If you want a child and your partner has a low sperm count, you’re a single woman or a couple in a lesbian relationship, you are going to need a sperm donor.
Sperm donors can be found online, or through someone you know personally. You can also use sperm that has been donated to clinics by a donor who isn’t known to you.
If you decide that you want to use a donor that you know, there will be advantages and disadvantages which you’ll need to think about before you make your decision.
Well, first of all you know who they are. You might have known them a long time, or they might even be a family member. It might be someone you work with, a member of your club, an old friend or a relative. They may have offered to become a donor knowing that you are having difficulty conceiving, or you may have had to ask them and they have agreed.
You will probably know quite a bit about this person, apart from the obvious things like hair and eye colour, you’ll know whether they are athletic, hold down a good job, or have a calm temperament and a good sense of humour.
You’ll know if they are healthy, whether they smoke or drink and what kind of lifestyle they have. It will be easier to ask them questions about their medical history and their previous relationships. Plus, the procedure itself won’t seem so intimidating if it is carried out using a donor you know and trust.
Using a known donor is good too, if they are agreeable to being part of your child’s life, if that’s what you want.

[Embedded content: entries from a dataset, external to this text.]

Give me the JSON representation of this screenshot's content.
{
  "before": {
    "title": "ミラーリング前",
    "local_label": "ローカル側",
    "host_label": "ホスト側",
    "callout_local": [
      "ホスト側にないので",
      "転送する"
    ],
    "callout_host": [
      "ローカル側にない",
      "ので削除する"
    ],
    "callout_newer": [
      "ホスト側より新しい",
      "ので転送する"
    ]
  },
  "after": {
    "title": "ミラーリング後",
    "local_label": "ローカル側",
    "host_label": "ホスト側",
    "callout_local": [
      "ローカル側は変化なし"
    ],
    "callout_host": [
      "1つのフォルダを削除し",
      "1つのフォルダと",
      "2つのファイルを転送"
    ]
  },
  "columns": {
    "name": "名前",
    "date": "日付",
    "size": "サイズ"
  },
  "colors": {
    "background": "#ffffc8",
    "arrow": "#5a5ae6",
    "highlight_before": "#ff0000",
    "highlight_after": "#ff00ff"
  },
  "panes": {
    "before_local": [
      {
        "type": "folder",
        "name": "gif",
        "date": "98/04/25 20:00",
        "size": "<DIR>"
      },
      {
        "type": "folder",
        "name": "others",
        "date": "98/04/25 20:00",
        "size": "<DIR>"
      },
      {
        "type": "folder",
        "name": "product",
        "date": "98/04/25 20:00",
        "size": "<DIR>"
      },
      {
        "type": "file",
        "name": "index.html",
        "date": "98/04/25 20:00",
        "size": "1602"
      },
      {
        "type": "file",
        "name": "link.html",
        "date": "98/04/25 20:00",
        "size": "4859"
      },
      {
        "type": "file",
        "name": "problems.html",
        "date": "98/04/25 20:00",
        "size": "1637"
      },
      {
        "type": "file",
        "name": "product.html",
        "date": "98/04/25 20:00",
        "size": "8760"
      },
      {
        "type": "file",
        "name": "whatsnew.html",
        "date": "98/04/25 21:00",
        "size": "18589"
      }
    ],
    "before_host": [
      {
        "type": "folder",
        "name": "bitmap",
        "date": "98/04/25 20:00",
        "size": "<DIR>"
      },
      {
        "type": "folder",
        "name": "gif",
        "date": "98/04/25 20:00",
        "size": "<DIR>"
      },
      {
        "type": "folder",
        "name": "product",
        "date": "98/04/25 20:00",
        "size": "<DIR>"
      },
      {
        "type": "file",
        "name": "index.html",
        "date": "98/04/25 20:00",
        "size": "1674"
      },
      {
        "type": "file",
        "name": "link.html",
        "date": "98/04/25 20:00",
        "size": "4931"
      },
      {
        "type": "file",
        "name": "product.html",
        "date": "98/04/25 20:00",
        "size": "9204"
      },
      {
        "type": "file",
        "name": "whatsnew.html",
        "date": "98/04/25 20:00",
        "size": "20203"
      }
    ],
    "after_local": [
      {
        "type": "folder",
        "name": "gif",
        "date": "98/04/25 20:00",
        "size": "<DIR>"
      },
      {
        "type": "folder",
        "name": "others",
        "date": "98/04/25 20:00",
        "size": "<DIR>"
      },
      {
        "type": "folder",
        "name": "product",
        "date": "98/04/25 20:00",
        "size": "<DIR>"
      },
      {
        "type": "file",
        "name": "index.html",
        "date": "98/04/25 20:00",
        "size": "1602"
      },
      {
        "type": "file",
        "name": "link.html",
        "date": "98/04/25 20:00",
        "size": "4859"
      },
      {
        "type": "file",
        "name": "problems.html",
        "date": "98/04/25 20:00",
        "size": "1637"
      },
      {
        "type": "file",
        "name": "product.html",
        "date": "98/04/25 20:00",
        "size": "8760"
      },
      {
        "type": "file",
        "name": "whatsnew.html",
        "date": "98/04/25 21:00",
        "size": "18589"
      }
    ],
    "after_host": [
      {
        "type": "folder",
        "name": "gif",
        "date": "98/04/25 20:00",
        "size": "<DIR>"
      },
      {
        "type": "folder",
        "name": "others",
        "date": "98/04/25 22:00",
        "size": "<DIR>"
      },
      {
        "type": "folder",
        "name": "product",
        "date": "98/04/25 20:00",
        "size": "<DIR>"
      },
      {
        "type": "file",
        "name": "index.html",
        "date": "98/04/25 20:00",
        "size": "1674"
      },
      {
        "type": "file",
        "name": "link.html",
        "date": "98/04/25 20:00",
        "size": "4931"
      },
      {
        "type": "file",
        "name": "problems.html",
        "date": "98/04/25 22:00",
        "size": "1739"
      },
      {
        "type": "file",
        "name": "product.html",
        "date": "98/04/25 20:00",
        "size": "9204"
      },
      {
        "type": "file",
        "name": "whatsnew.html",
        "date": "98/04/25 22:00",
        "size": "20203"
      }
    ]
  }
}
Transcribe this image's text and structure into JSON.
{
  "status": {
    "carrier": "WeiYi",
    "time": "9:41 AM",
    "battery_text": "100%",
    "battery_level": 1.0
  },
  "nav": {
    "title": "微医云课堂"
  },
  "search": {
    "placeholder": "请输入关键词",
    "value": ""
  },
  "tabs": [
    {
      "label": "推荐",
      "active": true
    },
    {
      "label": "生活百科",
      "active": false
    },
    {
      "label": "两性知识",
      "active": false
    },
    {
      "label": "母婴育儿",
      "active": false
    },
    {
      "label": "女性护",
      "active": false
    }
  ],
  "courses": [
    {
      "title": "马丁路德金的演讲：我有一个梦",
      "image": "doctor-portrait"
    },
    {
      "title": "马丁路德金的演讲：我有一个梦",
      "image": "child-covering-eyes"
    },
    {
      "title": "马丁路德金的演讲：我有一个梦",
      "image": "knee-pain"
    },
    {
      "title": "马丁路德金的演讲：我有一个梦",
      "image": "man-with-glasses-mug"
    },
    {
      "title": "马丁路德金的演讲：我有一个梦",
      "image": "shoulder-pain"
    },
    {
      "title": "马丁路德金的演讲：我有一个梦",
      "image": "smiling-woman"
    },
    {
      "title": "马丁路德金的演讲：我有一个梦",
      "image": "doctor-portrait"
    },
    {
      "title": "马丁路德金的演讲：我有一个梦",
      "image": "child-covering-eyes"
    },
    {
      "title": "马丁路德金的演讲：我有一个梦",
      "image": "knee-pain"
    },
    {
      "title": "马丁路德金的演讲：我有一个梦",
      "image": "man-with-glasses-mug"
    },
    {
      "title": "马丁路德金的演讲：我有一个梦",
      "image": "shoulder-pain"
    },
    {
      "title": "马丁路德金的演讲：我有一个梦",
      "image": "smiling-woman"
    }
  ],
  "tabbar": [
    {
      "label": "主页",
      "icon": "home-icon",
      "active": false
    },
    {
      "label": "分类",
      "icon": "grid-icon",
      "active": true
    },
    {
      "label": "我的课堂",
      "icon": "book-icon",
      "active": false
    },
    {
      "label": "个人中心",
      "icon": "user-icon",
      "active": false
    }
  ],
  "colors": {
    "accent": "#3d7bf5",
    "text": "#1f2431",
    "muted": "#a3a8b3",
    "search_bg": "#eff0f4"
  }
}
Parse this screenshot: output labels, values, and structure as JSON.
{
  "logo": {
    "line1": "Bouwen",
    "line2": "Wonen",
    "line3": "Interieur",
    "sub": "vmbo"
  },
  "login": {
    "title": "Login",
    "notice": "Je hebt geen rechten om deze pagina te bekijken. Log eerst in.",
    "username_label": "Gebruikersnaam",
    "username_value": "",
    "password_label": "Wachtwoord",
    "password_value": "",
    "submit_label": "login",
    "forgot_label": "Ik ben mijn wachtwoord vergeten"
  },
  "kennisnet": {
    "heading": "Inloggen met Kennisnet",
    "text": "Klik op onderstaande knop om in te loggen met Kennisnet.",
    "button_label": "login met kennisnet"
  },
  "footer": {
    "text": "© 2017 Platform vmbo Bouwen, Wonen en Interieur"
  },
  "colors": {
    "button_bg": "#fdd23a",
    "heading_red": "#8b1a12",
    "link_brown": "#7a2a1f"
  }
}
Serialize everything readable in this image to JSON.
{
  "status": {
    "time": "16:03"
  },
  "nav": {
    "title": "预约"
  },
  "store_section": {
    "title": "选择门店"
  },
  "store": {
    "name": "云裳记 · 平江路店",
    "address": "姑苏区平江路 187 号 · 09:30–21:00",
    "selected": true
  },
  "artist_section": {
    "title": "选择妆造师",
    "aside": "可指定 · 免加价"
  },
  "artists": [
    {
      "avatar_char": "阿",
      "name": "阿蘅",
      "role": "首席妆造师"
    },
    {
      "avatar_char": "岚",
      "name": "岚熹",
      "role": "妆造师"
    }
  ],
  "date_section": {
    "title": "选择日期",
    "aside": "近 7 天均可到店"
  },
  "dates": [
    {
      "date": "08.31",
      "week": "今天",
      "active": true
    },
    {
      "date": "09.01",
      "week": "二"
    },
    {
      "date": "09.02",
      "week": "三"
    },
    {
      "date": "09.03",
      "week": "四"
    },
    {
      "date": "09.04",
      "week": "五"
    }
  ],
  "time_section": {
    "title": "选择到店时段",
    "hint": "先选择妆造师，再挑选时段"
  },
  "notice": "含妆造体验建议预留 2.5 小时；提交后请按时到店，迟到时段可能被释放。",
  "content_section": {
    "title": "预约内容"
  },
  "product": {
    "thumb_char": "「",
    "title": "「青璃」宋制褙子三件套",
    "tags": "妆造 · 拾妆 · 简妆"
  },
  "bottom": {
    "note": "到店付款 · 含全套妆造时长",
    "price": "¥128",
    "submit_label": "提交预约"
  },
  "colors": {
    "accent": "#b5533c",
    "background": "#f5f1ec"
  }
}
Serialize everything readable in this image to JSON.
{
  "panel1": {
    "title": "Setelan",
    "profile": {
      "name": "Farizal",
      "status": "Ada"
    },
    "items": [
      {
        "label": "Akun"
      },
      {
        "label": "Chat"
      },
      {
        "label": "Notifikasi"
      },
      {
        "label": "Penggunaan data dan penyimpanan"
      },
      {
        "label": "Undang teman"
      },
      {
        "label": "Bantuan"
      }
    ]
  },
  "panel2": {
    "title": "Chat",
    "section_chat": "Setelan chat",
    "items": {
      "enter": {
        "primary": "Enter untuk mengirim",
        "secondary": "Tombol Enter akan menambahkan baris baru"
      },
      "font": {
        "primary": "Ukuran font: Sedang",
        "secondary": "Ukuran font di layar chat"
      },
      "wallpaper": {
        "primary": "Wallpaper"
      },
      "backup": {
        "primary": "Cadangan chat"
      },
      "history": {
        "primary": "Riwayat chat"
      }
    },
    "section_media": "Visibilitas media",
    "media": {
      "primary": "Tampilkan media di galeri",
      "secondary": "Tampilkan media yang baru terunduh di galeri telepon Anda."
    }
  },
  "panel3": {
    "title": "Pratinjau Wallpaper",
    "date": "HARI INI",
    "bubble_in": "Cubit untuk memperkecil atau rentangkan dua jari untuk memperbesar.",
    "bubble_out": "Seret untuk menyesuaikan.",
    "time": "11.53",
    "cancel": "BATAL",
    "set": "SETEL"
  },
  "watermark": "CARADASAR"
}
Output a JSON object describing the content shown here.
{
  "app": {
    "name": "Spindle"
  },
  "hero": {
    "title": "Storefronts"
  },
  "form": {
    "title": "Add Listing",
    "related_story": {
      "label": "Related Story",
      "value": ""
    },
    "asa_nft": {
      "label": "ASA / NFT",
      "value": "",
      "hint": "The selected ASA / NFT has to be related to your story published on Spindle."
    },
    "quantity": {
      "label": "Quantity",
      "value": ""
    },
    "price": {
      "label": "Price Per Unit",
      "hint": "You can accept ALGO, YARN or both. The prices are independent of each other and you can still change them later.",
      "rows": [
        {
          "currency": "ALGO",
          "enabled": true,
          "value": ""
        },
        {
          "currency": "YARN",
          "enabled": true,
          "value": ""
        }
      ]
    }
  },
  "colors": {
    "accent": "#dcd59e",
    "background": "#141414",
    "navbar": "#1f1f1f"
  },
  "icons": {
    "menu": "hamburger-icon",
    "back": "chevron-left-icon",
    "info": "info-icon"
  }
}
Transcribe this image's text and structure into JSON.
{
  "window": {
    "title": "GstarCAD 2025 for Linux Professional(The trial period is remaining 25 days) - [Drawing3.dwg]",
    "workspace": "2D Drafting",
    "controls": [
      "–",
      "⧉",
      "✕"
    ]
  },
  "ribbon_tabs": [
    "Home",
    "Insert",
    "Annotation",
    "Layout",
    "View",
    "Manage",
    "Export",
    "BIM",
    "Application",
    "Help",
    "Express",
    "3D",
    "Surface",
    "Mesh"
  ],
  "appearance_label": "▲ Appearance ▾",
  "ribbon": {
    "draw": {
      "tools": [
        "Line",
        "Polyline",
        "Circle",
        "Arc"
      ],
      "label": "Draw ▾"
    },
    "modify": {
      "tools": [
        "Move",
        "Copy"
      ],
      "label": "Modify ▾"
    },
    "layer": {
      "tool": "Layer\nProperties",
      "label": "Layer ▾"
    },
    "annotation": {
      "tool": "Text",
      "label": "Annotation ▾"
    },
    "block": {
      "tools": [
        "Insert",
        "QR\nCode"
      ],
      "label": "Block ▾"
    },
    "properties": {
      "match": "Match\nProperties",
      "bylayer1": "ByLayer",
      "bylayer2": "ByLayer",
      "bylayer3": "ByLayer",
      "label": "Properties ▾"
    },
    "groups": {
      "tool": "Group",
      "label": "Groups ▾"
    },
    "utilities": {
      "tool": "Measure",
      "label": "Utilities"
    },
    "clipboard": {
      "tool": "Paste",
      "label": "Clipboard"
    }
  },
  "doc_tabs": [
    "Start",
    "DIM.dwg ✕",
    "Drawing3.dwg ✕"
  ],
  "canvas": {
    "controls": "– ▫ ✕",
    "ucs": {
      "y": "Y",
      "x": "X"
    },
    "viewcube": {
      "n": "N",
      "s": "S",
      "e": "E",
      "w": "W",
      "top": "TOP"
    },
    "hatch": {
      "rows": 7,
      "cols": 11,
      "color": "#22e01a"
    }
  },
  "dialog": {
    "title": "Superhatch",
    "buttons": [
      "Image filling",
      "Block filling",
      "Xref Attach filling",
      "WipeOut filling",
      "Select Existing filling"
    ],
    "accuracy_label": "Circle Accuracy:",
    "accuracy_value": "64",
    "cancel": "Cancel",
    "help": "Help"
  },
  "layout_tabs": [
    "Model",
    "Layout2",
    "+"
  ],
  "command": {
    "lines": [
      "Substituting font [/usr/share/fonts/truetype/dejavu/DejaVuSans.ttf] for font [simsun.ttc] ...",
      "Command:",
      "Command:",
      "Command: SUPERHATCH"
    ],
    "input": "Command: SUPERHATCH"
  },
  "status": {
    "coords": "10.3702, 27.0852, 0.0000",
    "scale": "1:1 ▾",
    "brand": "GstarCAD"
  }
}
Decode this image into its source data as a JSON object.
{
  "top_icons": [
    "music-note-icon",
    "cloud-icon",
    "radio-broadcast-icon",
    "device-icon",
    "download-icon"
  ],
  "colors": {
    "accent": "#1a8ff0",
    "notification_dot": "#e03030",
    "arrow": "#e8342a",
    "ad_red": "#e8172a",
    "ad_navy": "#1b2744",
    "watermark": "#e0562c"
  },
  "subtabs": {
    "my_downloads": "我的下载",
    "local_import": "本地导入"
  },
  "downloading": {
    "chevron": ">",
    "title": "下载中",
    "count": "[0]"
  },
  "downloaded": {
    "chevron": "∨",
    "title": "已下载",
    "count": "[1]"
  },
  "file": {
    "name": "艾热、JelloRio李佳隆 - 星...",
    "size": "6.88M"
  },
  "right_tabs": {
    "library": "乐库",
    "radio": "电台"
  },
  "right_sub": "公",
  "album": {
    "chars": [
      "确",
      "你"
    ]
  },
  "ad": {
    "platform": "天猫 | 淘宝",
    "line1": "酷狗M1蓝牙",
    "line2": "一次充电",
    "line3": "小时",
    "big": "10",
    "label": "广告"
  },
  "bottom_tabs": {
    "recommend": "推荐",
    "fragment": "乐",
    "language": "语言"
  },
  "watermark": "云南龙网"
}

It means that the child will know their biological dad and they will have a male figure to look up to.
You’ll save yourself the money it would have cost to use a clinic and you can make an immediate start if you wish to try for a family. At a clinic you will have to go through a process of form filling and an interview with your own doctor and one at the clinic before you can begin. A known donor will probably donate sperm free of charge.
You might not get truthful answers to your questions about a known donor’s lifestyle. They might not want you to know that they have a lot of sexual partners and this means they might have put themselves at risk of catching a sexually transmitted disease that they don’t know they have, such as chlamydia, gonorrhoea and hepatitis B, which sometimes don’t show any symptoms for several weeks or months.
If you want to have a known donor’s sperm tested, then this is going to cost money and take time (sperm is frozen and quarantined for six months). Unlike frozen sperm at a sperm bank, which has already had the necessary tests and is ready to use immediately.
You may decide that you don’t want your known donor to have anything to do with your child. If your known donor agrees that’s fine, but things change over time and you might find yourself in an awkward situation where the donor insists on being involved. Make sure you know the laws in your State regarding known donors and draw up a legal contract with your wishes written down, this might not help you if the donor decides to go to court, but it can be seen as evidence that the original agreement was that the donor would not have any rights to the child.
Whether to opt for a known donor or a clinic is a choice only you can make. Look at the pros and cons and think about your own circumstances before you make the decision.